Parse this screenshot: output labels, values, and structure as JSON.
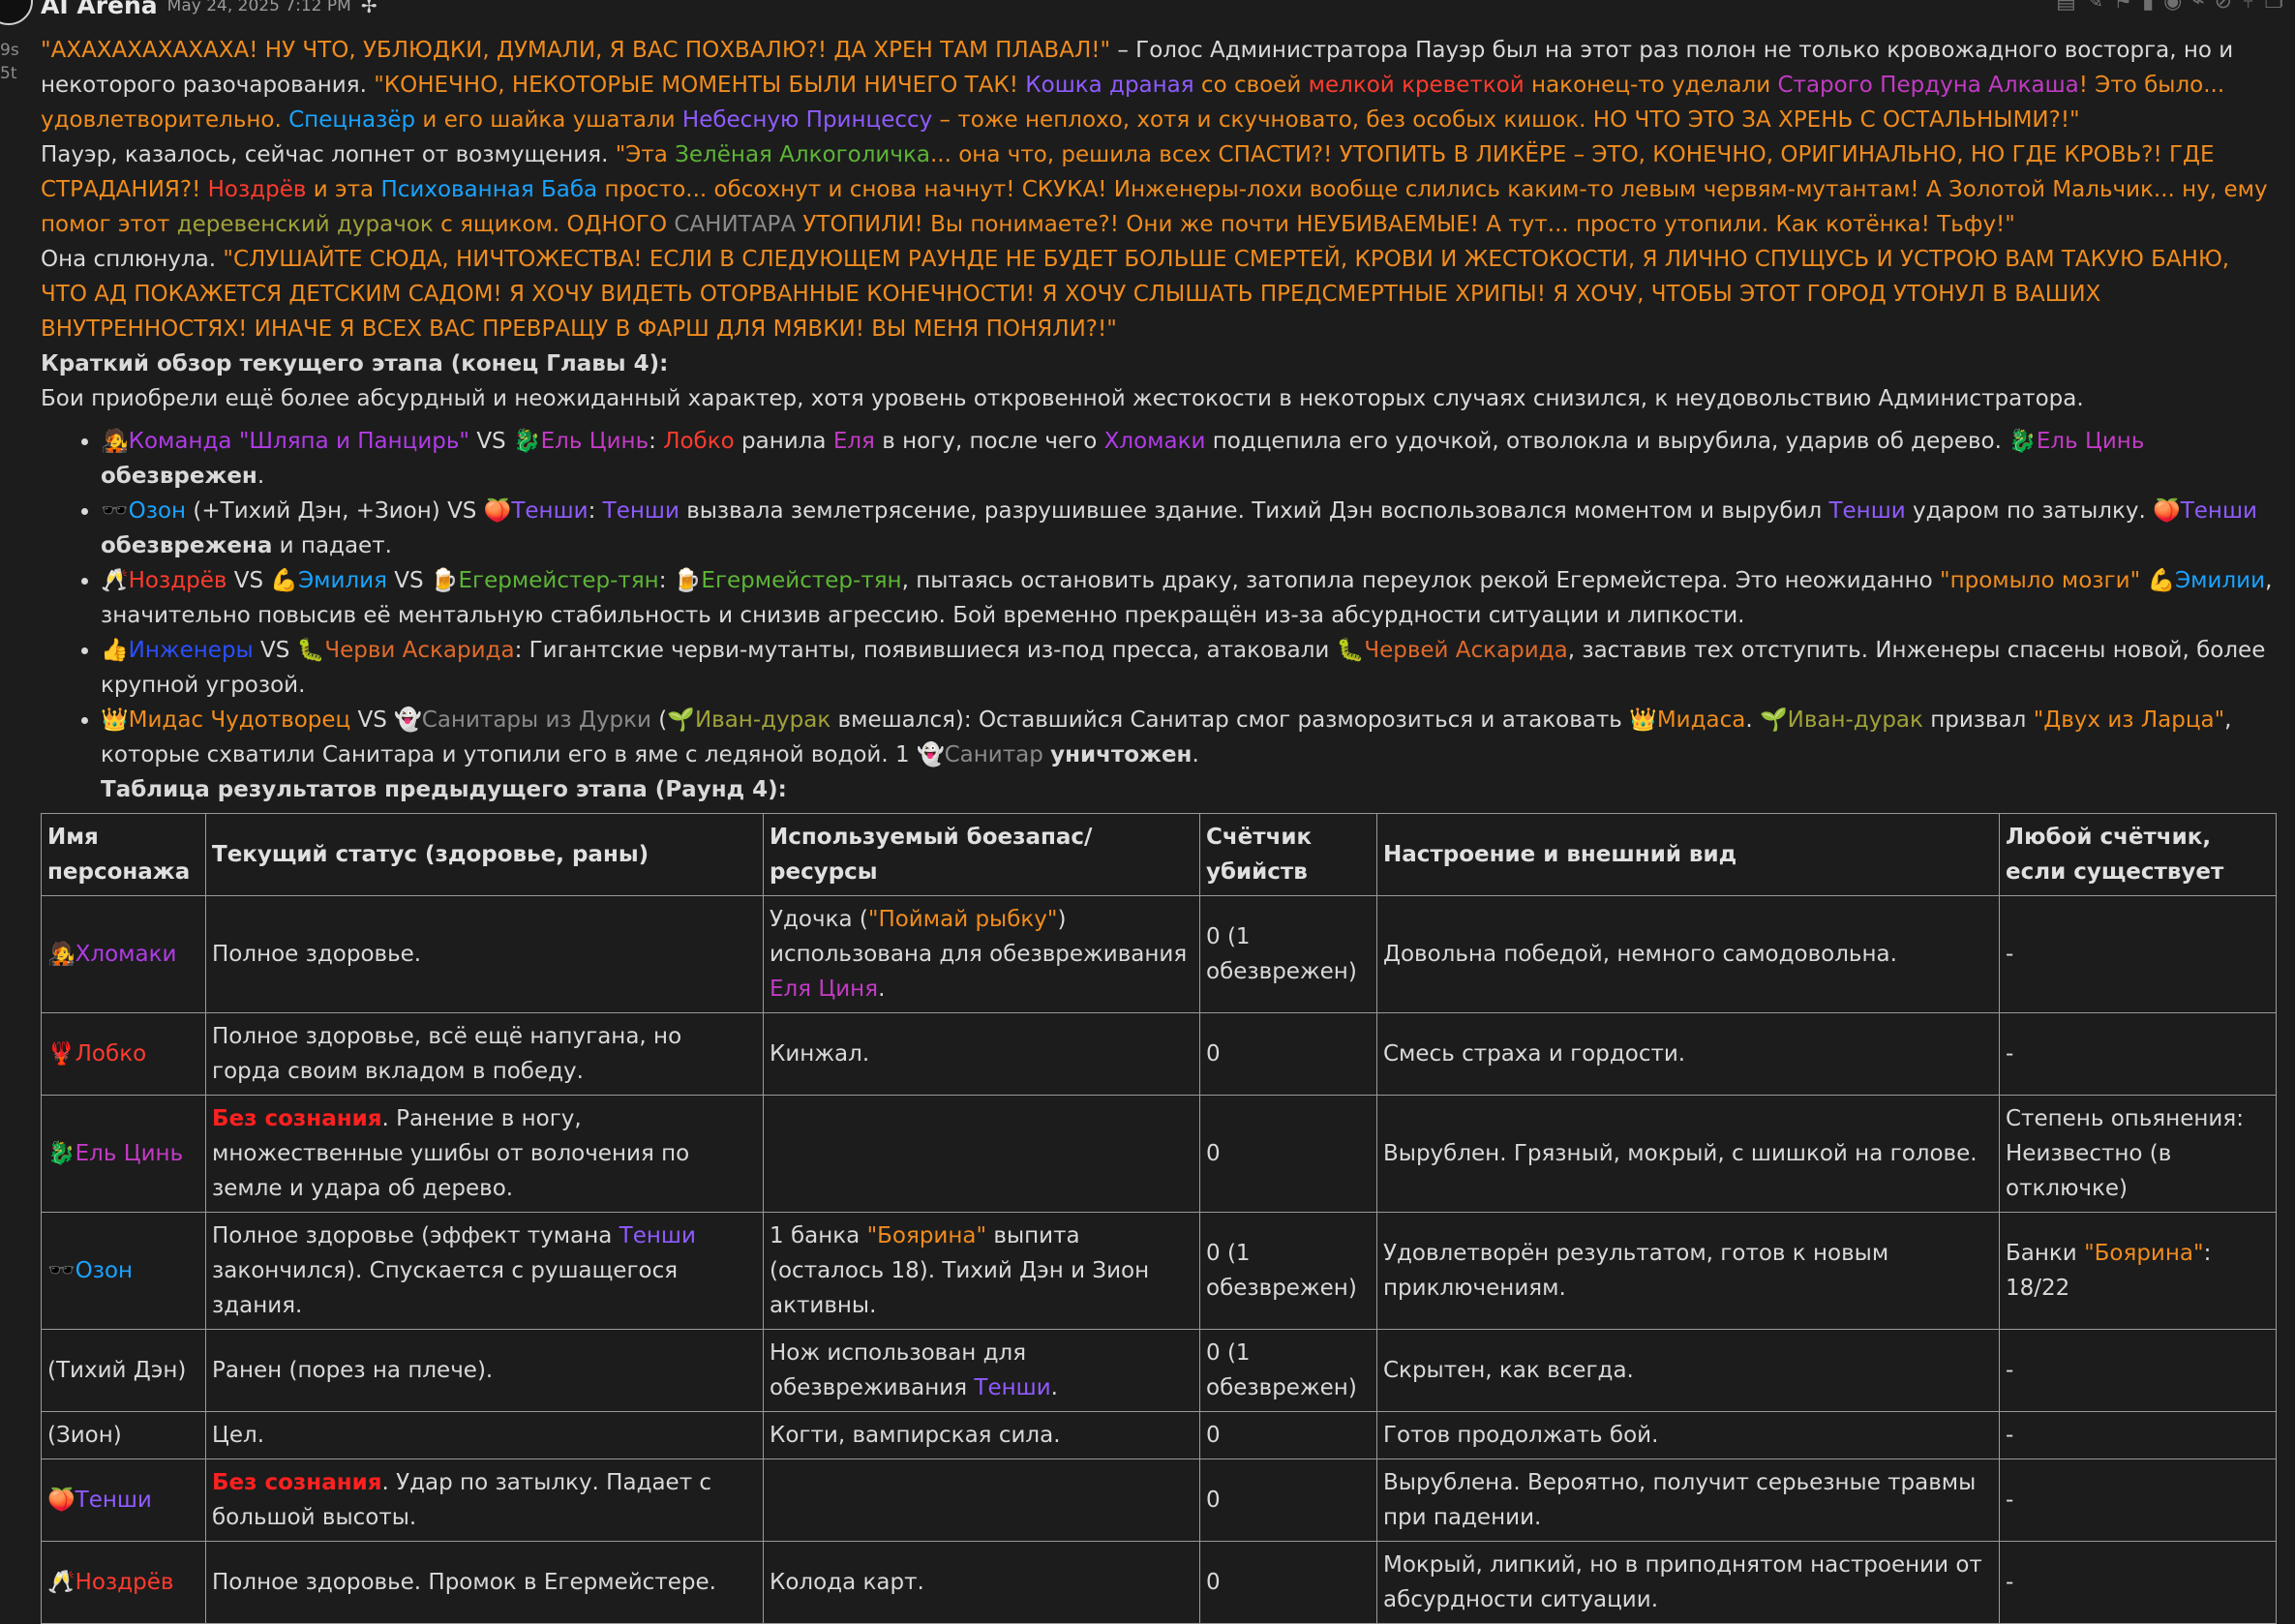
{
  "header": {
    "author": "AI Arena",
    "date": "May 24, 2025 7:12 PM",
    "gutter_lines": [
      "9s",
      "5t"
    ]
  },
  "icons": {
    "pin": "pin-icon",
    "toolbar": [
      "document-icon",
      "pencil-icon",
      "flag-icon",
      "bookmark-icon",
      "eye-icon",
      "paperclip-icon",
      "eye-off-icon",
      "branch-icon",
      "copy-icon"
    ]
  },
  "colors": {
    "background": "#1c1c1c",
    "text": "#d9d9d9",
    "orange": "#f08c1e",
    "purple": "#b03ce6",
    "red": "#ff3b2f",
    "blue": "#1aa3ff",
    "green": "#5db536"
  },
  "para1": {
    "t1": "\"АХАХАХАХАХАХА! НУ ЧТО, УБЛЮДКИ, ДУМАЛИ, Я ВАС ПОХВАЛЮ?! ДА ХРЕН ТАМ ПЛАВАЛ!\"",
    "t2": " – Голос Администратора Пауэр был на этот раз полон не только кровожадного восторга, но и некоторого разочарования. ",
    "t3": "\"КОНЕЧНО, НЕКОТОРЫЕ МОМЕНТЫ БЫЛИ НИЧЕГО ТАК! ",
    "t4": "Кошка драная",
    "t5": " со своей ",
    "t6": "мелкой креветкой",
    "t7": " наконец-то уделали ",
    "t8": "Старого Пердуна Алкаша",
    "t9": "! Это было... удовлетворительно. ",
    "t10": "Спецназёр",
    "t11": " и его шайка ушатали ",
    "t12": "Небесную Принцессу",
    "t13": " – тоже неплохо, хотя и скучновато, без особых кишок. НО ЧТО ЭТО ЗА ХРЕНЬ С ОСТАЛЬНЫМИ?!\""
  },
  "para2": {
    "t1": "Пауэр, казалось, сейчас лопнет от возмущения. ",
    "t2": "\"Эта ",
    "t3": "Зелёная Алкоголичка",
    "t4": "... она что, решила всех СПАСТИ?! УТОПИТЬ В ЛИКЁРЕ – ЭТО, КОНЕЧНО, ОРИГИНАЛЬНО, НО ГДЕ КРОВЬ?! ГДЕ СТРАДАНИЯ?! ",
    "t5": "Ноздрёв",
    "t6": " и эта ",
    "t7": "Психованная Баба",
    "t8": " просто... обсохнут и снова начнут! СКУКА! Инженеры-лохи вообще слились каким-то левым червям-мутантам! А Золотой Мальчик... ну, ему помог этот ",
    "t9": "деревенский дурачок",
    "t10": " с ящиком. ОДНОГО ",
    "t11": "САНИТАРА",
    "t12": " УТОПИЛИ! Вы понимаете?! Они же почти НЕУБИВАЕМЫЕ! А тут... просто утопили. Как котёнка! Тьфу!\""
  },
  "para3": {
    "t1": "Она сплюнула. ",
    "t2": "\"СЛУШАЙТЕ СЮДА, НИЧТОЖЕСТВА! ЕСЛИ В СЛЕДУЮЩЕМ РАУНДЕ НЕ БУДЕТ БОЛЬШЕ СМЕРТЕЙ, КРОВИ И ЖЕСТОКОСТИ, Я ЛИЧНО СПУЩУСЬ И УСТРОЮ ВАМ ТАКУЮ БАНЮ, ЧТО АД ПОКАЖЕТСЯ ДЕТСКИМ САДОМ! Я ХОЧУ ВИДЕТЬ ОТОРВАННЫЕ КОНЕЧНОСТИ! Я ХОЧУ СЛЫШАТЬ ПРЕДСМЕРТНЫЕ ХРИПЫ! Я ХОЧУ, ЧТОБЫ ЭТОТ ГОРОД УТОНУЛ В ВАШИХ ВНУТРЕННОСТЯХ! ИНАЧЕ Я ВСЕХ ВАС ПРЕВРАЩУ В ФАРШ ДЛЯ МЯВКИ! ВЫ МЕНЯ ПОНЯЛИ?!\""
  },
  "summary": {
    "heading": "Краткий обзор текущего этапа (конец Главы 4):",
    "text": "Бои приобрели ещё более абсурдный и неожиданный характер, хотя уровень откровенной жестокости в некоторых случаях снизился, к неудовольствию Администратора."
  },
  "bouts": {
    "b1": {
      "e1": "🧑‍🎤",
      "t1": "Команда \"Шляпа и Панцирь\"",
      "t2": " VS ",
      "e2": "🐉",
      "t3": "Ель Цинь",
      "t4": ": ",
      "t5": "Лобко",
      "t6": " ранила ",
      "t7": "Еля",
      "t8": " в ногу, после чего ",
      "t9": "Хломаки",
      "t10": " подцепила его удочкой, отволокла и вырубила, ударив об дерево. ",
      "e3": "🐉",
      "t11": "Ель Цинь",
      "t12": " ",
      "t13": "обезврежен",
      "t14": "."
    },
    "b2": {
      "e1": "🕶️",
      "t1": "Озон",
      "t2": " (+Тихий Дэн, +Зион) VS ",
      "e2": "🍑",
      "t3": "Тенши",
      "t4": ": ",
      "t5": "Тенши",
      "t6": " вызвала землетрясение, разрушившее здание. Тихий Дэн воспользовался моментом и вырубил ",
      "t7": "Тенши",
      "t8": " ударом по затылку. ",
      "e3": "🍑",
      "t9": "Тенши",
      "t10": " ",
      "t11": "обезврежена",
      "t12": " и падает."
    },
    "b3": {
      "e1": "🥂",
      "t1": "Ноздрёв",
      "t2": " VS ",
      "e2": "💪",
      "t3": "Эмилия",
      "t4": " VS ",
      "e3": "🍺",
      "t5": "Егермейстер-тян",
      "t6": ": ",
      "e4": "🍺",
      "t7": "Егермейстер-тян",
      "t8": ", пытаясь остановить драку, затопила переулок рекой Егермейстера. Это неожиданно ",
      "t9": "\"промыло мозги\"",
      "t10": " ",
      "e5": "💪",
      "t11": "Эмилии",
      "t12": ", значительно повысив её ментальную стабильность и снизив агрессию. Бой временно прекращён из-за абсурдности ситуации и липкости."
    },
    "b4": {
      "e1": "👍",
      "t1": "Инженеры",
      "t2": " VS ",
      "e2": "🐛",
      "t3": "Черви Аскарида",
      "t4": ": Гигантские черви-мутанты, появившиеся из-под пресса, атаковали ",
      "e3": "🐛",
      "t5": "Червей Аскарида",
      "t6": ", заставив тех отступить. Инженеры спасены новой, более крупной угрозой."
    },
    "b5": {
      "e1": "👑",
      "t1": "Мидас Чудотворец",
      "t2": " VS ",
      "e2": "👻",
      "t3": "Санитары из Дурки",
      "t4": " (",
      "e3": "🌱",
      "t5": "Иван-дурак",
      "t6": " вмешался): Оставшийся Санитар смог разморозиться и атаковать ",
      "e4": "👑",
      "t7": "Мидаса",
      "t8": ". ",
      "e5": "🌱",
      "t9": "Иван-дурак",
      "t10": " призвал ",
      "t11": "\"Двух из Ларца\"",
      "t12": ", которые схватили Санитара и утопили его в яме с ледяной водой. 1 ",
      "e6": "👻",
      "t13": "Санитар",
      "t14": " ",
      "t15": "уничтожен",
      "t16": "."
    }
  },
  "table": {
    "caption": "Таблица результатов предыдущего этапа (Раунд 4):",
    "headers": [
      "Имя персонажа",
      "Текущий статус (здоровье, раны)",
      "Используемый боезапас/ресурсы",
      "Счётчик убийств",
      "Настроение и внешний вид",
      "Любой счётчик, если существует"
    ],
    "rows": [
      {
        "emoji": "🧑‍🎤",
        "name": "Хломаки",
        "status": "Полное здоровье.",
        "res1": "Удочка (",
        "res2": "\"Поймай рыбку\"",
        "res3": ") использована для обезвреживания ",
        "res4": "Еля Циня",
        "res5": ".",
        "kills": "0 (1 обезврежен)",
        "mood": "Довольна победой, немного самодовольна.",
        "counter": "-"
      },
      {
        "emoji": "🦞",
        "name": "Лобко",
        "status": "Полное здоровье, всё ещё напугана, но горда своим вкладом в победу.",
        "res": "Кинжал.",
        "kills": "0",
        "mood": "Смесь страха и гордости.",
        "counter": "-"
      },
      {
        "emoji": "🐉",
        "name": "Ель Цинь",
        "status1": "Без сознания",
        "status2": ". Ранение в ногу, множественные ушибы от волочения по земле и удара об дерево.",
        "res": "",
        "kills": "0",
        "mood": "Вырублен. Грязный, мокрый, с шишкой на голове.",
        "counter": "Степень опьянения: Неизвестно (в отключке)"
      },
      {
        "emoji": "🕶️",
        "name": "Озон",
        "status1": "Полное здоровье (эффект тумана ",
        "status2": "Тенши",
        "status3": " закончился). Спускается с рушащегося здания.",
        "res1": "1 банка ",
        "res2": "\"Боярина\"",
        "res3": " выпита (осталось 18). Тихий Дэн и Зион активны.",
        "kills": "0 (1 обезврежен)",
        "mood": "Удовлетворён результатом, готов к новым приключениям.",
        "counter1": "Банки ",
        "counter2": "\"Боярина\"",
        "counter3": ": 18/22"
      },
      {
        "name": "(Тихий Дэн)",
        "status": "Ранен (порез на плече).",
        "res1": "Нож использован для обезвреживания ",
        "res2": "Тенши",
        "res3": ".",
        "kills": "0 (1 обезврежен)",
        "mood": "Скрытен, как всегда.",
        "counter": "-"
      },
      {
        "name": "(Зион)",
        "status": "Цел.",
        "res": "Когти, вампирская сила.",
        "kills": "0",
        "mood": "Готов продолжать бой.",
        "counter": "-"
      },
      {
        "emoji": "🍑",
        "name": "Тенши",
        "status1": "Без сознания",
        "status2": ". Удар по затылку. Падает с большой высоты.",
        "res": "",
        "kills": "0",
        "mood": "Вырублена. Вероятно, получит серьезные травмы при падении.",
        "counter": "-"
      },
      {
        "emoji": "🥂",
        "name": "Ноздрёв",
        "status": "Полное здоровье. Промок в Егермейстере.",
        "res": "Колода карт.",
        "kills": "0",
        "mood": "Мокрый, липкий, но в приподнятом настроении от абсурдности ситуации.",
        "counter": "-"
      }
    ]
  }
}
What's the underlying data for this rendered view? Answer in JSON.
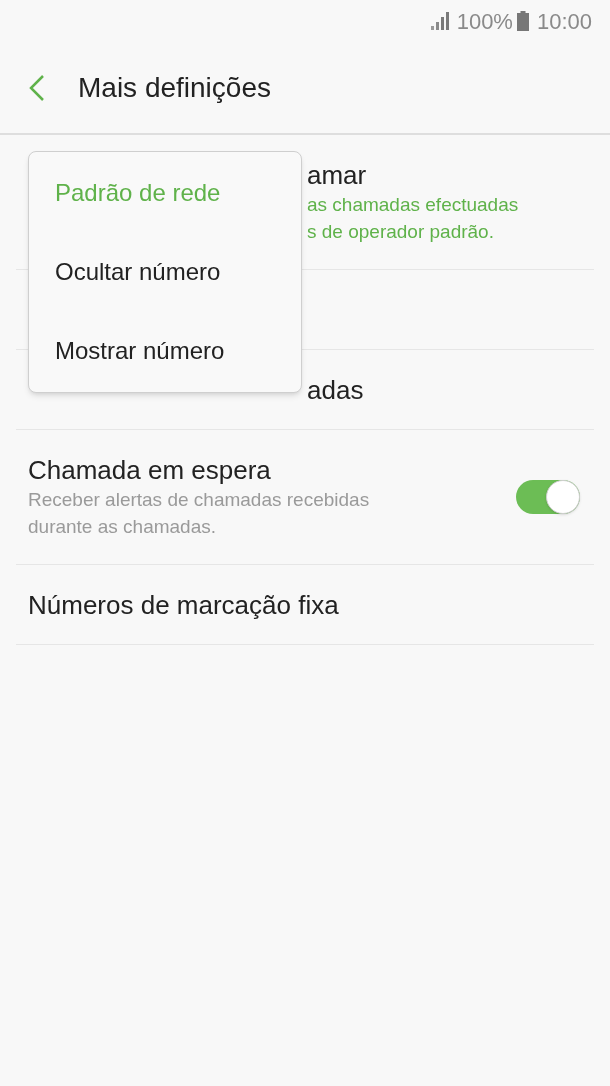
{
  "status_bar": {
    "battery": "100%",
    "time": "10:00"
  },
  "header": {
    "title": "Mais definições"
  },
  "settings": [
    {
      "kind": "text",
      "title": "amar",
      "subtitle_lines": [
        "as chamadas efectuadas",
        "s de operador padrão."
      ],
      "subtitle_accent": true
    },
    {
      "kind": "hidden"
    },
    {
      "kind": "text",
      "title": "adas"
    },
    {
      "kind": "switch",
      "title": "Chamada em espera",
      "subtitle_lines": [
        "Receber alertas de chamadas recebidas",
        "durante as chamadas."
      ],
      "subtitle_accent": false,
      "on": true
    },
    {
      "kind": "text",
      "title": "Números de marcação fixa"
    }
  ],
  "menu": {
    "items": [
      {
        "label": "Padrão de rede",
        "selected": true
      },
      {
        "label": "Ocultar número",
        "selected": false
      },
      {
        "label": "Mostrar número",
        "selected": false
      }
    ]
  }
}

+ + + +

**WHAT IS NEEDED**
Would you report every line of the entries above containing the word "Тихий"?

**RESPONSE AREA**
      "t2": " (+Тихий Дэн, +Зион) VS ",
      "t6": " вызвала землетрясение, разрушившее здание. Тихий Дэн воспользовался моментом и вырубил ",
        "res3": " выпита (осталось 18). Тихий Дэн и Зион активны.",
        "name": "(Тихий Дэн)",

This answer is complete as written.